• **Source data**
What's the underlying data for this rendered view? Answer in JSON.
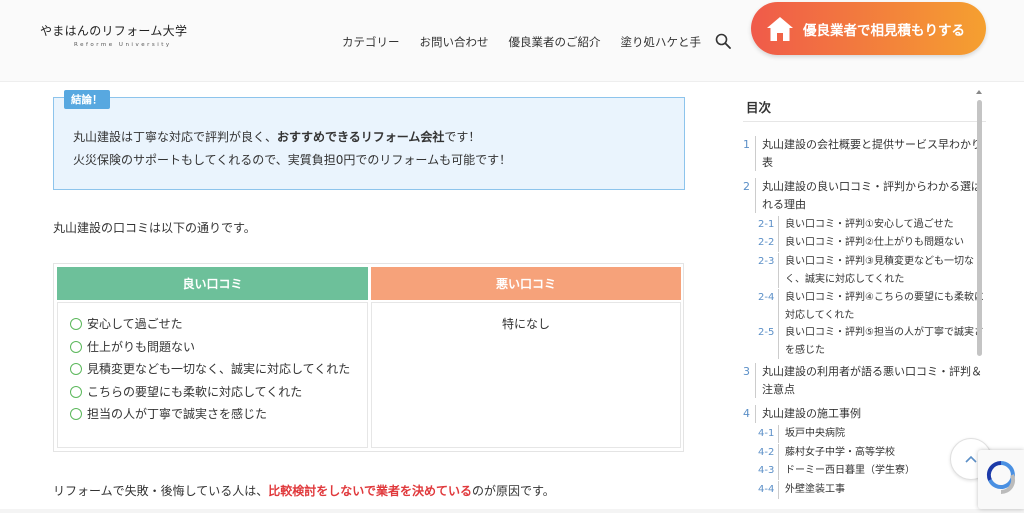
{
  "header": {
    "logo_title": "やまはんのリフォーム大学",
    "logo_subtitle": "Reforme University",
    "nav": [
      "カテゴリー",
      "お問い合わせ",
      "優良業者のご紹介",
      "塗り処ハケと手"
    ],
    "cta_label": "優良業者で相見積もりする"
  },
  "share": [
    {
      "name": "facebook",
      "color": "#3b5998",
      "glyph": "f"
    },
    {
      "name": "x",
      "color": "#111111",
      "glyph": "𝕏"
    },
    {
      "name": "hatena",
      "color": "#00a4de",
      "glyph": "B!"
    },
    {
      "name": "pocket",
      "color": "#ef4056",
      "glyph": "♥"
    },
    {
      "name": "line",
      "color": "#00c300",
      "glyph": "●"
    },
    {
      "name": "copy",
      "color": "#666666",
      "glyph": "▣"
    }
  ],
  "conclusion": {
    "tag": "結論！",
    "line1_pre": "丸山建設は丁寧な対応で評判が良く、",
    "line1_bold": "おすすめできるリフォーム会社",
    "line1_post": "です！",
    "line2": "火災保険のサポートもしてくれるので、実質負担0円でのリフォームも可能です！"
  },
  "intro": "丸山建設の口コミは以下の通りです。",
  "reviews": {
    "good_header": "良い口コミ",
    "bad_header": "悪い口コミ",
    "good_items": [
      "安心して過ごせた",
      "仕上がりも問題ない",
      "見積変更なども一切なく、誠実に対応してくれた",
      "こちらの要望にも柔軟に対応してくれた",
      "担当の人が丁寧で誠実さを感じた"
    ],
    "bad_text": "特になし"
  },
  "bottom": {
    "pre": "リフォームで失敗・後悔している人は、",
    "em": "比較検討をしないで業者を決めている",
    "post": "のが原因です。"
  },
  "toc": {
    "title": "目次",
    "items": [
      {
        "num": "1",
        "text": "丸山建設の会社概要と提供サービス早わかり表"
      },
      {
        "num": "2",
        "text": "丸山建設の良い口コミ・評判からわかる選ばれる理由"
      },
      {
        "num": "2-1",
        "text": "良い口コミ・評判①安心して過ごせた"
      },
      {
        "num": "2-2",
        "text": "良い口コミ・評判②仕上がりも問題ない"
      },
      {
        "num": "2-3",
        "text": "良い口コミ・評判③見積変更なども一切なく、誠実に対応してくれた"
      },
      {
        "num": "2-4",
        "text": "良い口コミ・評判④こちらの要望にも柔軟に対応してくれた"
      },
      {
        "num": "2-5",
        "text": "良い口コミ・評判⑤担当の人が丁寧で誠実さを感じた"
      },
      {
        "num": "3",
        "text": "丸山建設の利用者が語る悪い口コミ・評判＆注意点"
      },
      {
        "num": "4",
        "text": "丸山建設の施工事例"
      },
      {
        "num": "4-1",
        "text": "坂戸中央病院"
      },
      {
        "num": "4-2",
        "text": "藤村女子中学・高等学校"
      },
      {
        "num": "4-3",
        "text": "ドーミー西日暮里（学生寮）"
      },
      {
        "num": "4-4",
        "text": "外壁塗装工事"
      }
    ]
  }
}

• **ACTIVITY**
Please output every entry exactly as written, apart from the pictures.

• **PROBLEM SOLUTION**
What's the underlying data for this rendered view? Answer in JSON.
{
  "header": {
    "logo_title": "やまはんのリフォーム大学",
    "logo_subtitle": "Reforme University",
    "nav": [
      "カテゴリー",
      "お問い合わせ",
      "優良業者のご紹介",
      "塗り処ハケと手"
    ],
    "cta_label": "優良業者で相見積もりする"
  },
  "share": [
    {
      "name": "facebook",
      "color": "#3b5998",
      "glyph": "f"
    },
    {
      "name": "x",
      "color": "#111111",
      "glyph": "𝕏"
    },
    {
      "name": "hatena",
      "color": "#00a4de",
      "glyph": "B!"
    },
    {
      "name": "pocket",
      "color": "#ef4056",
      "glyph": "♥"
    },
    {
      "name": "line",
      "color": "#00c300",
      "glyph": "●"
    },
    {
      "name": "copy",
      "color": "#666666",
      "glyph": "▣"
    }
  ],
  "conclusion": {
    "tag": "結論！",
    "line1_pre": "丸山建設は丁寧な対応で評判が良く、",
    "line1_bold": "おすすめできるリフォーム会社",
    "line1_post": "です！",
    "line2": "火災保険のサポートもしてくれるので、実質負担0円でのリフォームも可能です！"
  },
  "intro": "丸山建設の口コミは以下の通りです。",
  "reviews": {
    "good_header": "良い口コミ",
    "bad_header": "悪い口コミ",
    "good_items": [
      "安心して過ごせた",
      "仕上がりも問題ない",
      "見積変更なども一切なく、誠実に対応してくれた",
      "こちらの要望にも柔軟に対応してくれた",
      "担当の人が丁寧で誠実さを感じた"
    ],
    "bad_text": "特になし"
  },
  "bottom": {
    "pre": "リフォームで失敗・後悔している人は、",
    "em": "比較検討をしないで業者を決めている",
    "post": "のが原因です。"
  },
  "toc": {
    "title": "目次",
    "items": [
      {
        "num": "1",
        "text": "丸山建設の会社概要と提供サービス早わかり表"
      },
      {
        "num": "2",
        "text": "丸山建設の良い口コミ・評判からわかる選ばれる理由"
      },
      {
        "num": "2-1",
        "text": "良い口コミ・評判①安心して過ごせた"
      },
      {
        "num": "2-2",
        "text": "良い口コミ・評判②仕上がりも問題ない"
      },
      {
        "num": "2-3",
        "text": "良い口コミ・評判③見積変更なども一切なく、誠実に対応してくれた"
      },
      {
        "num": "2-4",
        "text": "良い口コミ・評判④こちらの要望にも柔軟に対応してくれた"
      },
      {
        "num": "2-5",
        "text": "良い口コミ・評判⑤担当の人が丁寧で誠実さを感じた"
      },
      {
        "num": "3",
        "text": "丸山建設の利用者が語る悪い口コミ・評判＆注意点"
      },
      {
        "num": "4",
        "text": "丸山建設の施工事例"
      },
      {
        "num": "4-1",
        "text": "坂戸中央病院"
      },
      {
        "num": "4-2",
        "text": "藤村女子中学・高等学校"
      },
      {
        "num": "4-3",
        "text": "ドーミー西日暮里（学生寮）"
      },
      {
        "num": "4-4",
        "text": "外壁塗装工事"
      }
    ]
  }
}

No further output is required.